Saturday, April 4, 2015

Yevade Subramanyam

Having heard positive reviews of this movie, I wanted to watch it but was rather caught up with lots of stuff and had to postpone doing it.
Starring Nani and new comer Malavika Nair, this movie urges you to look into yourself and ask who you are without your lineage, your job, money, educational qualification and all other superfluity. It tells that life is about the several moments you live everyday...and not just a few episodes that you can just count on your fingers. It is about peeping into yourself and find what actually gives you happiness and not what you think will make you successful in life and whether at the end of your life all these matter.
Based on this premises, we have the character of Nani  who has a childhood friend,  Vijay Deverakonda, who has never conformed to social expectations. An expensive pencil box when coveted by Nani is simply given away. The commercial values have never mattered to him.
Just when Nani who has worked hard though an IIM degree and is onto his next plan of life, of marrying the Boss's daughter, Vijay comes back into his life. He urges him to fulfill his childhood dream of going to Doodh Kashi, an abode in Mt. Everest, inspired by his teacher (Srinivas Avasarala in a cameo) who abandons his profession in pursuit of peace in the lap of Himalayas.
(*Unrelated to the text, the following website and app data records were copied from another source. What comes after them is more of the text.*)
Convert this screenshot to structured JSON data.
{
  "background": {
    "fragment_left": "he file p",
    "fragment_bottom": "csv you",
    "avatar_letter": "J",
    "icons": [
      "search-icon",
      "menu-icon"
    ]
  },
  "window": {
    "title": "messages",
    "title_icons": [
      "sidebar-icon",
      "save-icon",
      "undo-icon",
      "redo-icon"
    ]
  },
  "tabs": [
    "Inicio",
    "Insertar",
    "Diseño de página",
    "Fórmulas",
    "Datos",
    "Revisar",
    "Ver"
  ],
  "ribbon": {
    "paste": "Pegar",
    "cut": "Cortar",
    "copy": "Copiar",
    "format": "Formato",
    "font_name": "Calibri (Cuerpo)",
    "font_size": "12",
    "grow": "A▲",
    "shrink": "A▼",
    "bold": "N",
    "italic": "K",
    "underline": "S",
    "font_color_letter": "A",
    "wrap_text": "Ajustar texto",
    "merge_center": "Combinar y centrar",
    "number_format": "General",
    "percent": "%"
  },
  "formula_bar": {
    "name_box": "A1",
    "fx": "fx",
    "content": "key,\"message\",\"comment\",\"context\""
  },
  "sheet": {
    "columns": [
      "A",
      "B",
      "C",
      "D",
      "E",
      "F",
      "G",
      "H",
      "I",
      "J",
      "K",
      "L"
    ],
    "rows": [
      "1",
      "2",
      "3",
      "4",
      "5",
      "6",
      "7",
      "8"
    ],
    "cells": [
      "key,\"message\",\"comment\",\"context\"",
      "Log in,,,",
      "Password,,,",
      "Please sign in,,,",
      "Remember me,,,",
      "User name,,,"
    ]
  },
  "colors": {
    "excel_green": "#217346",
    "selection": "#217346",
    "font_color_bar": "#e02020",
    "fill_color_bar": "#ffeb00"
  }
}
Nani ridicules and dismisses his aspiration as a silly childhood dream and pays no attention to it. Nani and Vijay find Malavika Nair in a pub and then on all three are friends. Malavika's and Rishi's thinking is alike in sharp contrast to Nani's materialistic one.
Circumstances make Nani go to Doodh Kashi. The obvious happens when he visits Doodh Kashi and returns a changed man...valuing things which really mean something and not just a materialistic pursuit of life.
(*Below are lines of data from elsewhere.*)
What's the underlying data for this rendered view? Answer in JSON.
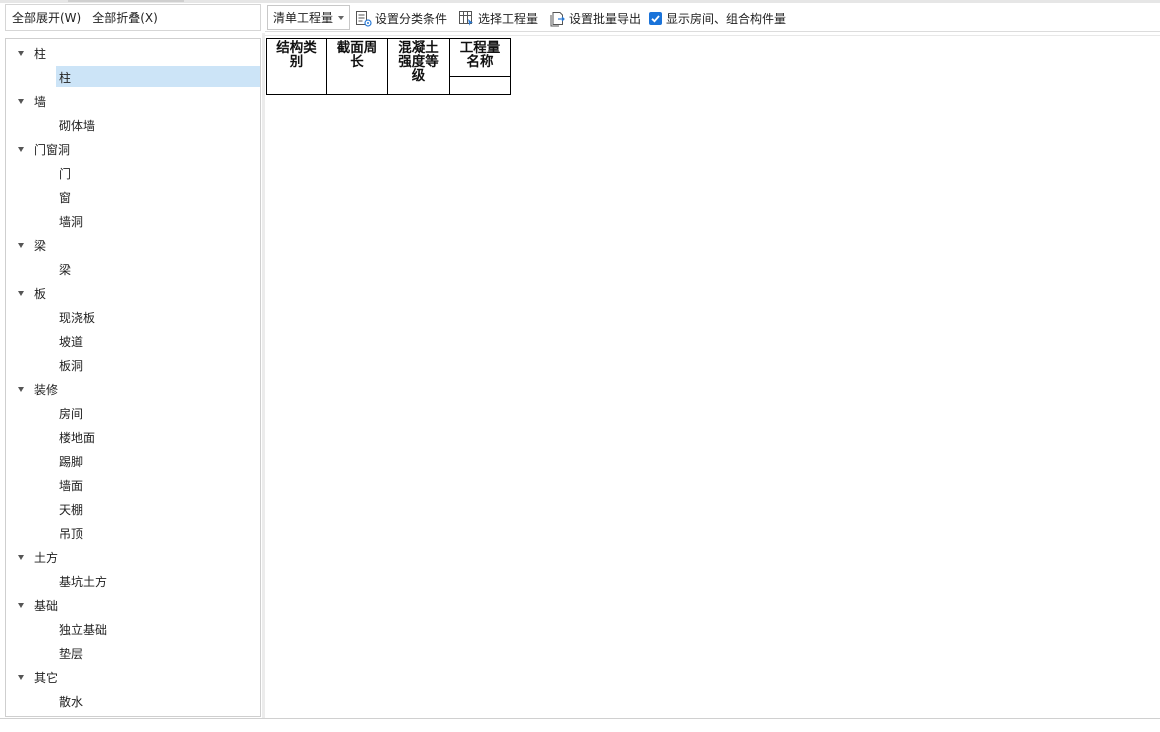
{
  "left_panel": {
    "expand_all_label": "全部展开(W)",
    "collapse_all_label": "全部折叠(X)",
    "tree": [
      {
        "label": "柱",
        "children": [
          "柱"
        ]
      },
      {
        "label": "墙",
        "children": [
          "砌体墙"
        ]
      },
      {
        "label": "门窗洞",
        "children": [
          "门",
          "窗",
          "墙洞"
        ]
      },
      {
        "label": "梁",
        "children": [
          "梁"
        ]
      },
      {
        "label": "板",
        "children": [
          "现浇板",
          "坡道",
          "板洞"
        ]
      },
      {
        "label": "装修",
        "children": [
          "房间",
          "楼地面",
          "踢脚",
          "墙面",
          "天棚",
          "吊顶"
        ]
      },
      {
        "label": "土方",
        "children": [
          "基坑土方"
        ]
      },
      {
        "label": "基础",
        "children": [
          "独立基础",
          "垫层"
        ]
      },
      {
        "label": "其它",
        "children": [
          "散水"
        ]
      }
    ],
    "selected": {
      "group": 0,
      "child": 0
    }
  },
  "toolbar": {
    "dropdown_value": "清单工程量",
    "set_category_label": "设置分类条件",
    "select_quantity_label": "选择工程量",
    "batch_export_label": "设置批量导出",
    "show_rooms_label": "显示房间、组合构件量",
    "show_rooms_checked": true
  },
  "table": {
    "col1": [
      "结构类",
      "别"
    ],
    "col2": [
      "截面周",
      "长"
    ],
    "col3": [
      "混凝土",
      "强度等",
      "级"
    ],
    "col4": [
      "工程量",
      "名称"
    ]
  },
  "colors": {
    "selection": "#cce4f7",
    "checkbox": "#1a73d9"
  }
}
Nani is a natural and glides through effortlessly. Malavika needs to make an effort.and unfortunately she looks like Kashmeera Shah. In places, she goes overboard. In a few places the director does it too. For example, when Nani is lost playing with the kids in Himalayas, there was no need of that approving glance from Malavika. Wish the director could just let the moment flow and take the audience with it.
The strength of the movie is a thankfully different story and the two main men leads, Krishnam Raju's brief yet impactful presence and the absence of Brahmandam and (group)dances.
Enjoy the breath-taking cinematography in lap of the Himalayas.
It does slacken in a few places but overall it succeeds in bringing a smile and an occasional tear to the eye.
This movie is targeted more at the youngsters who are just beginning to taste money and are in the process of losing themselves in hollow excessiveness.

I would rate it a 3/5.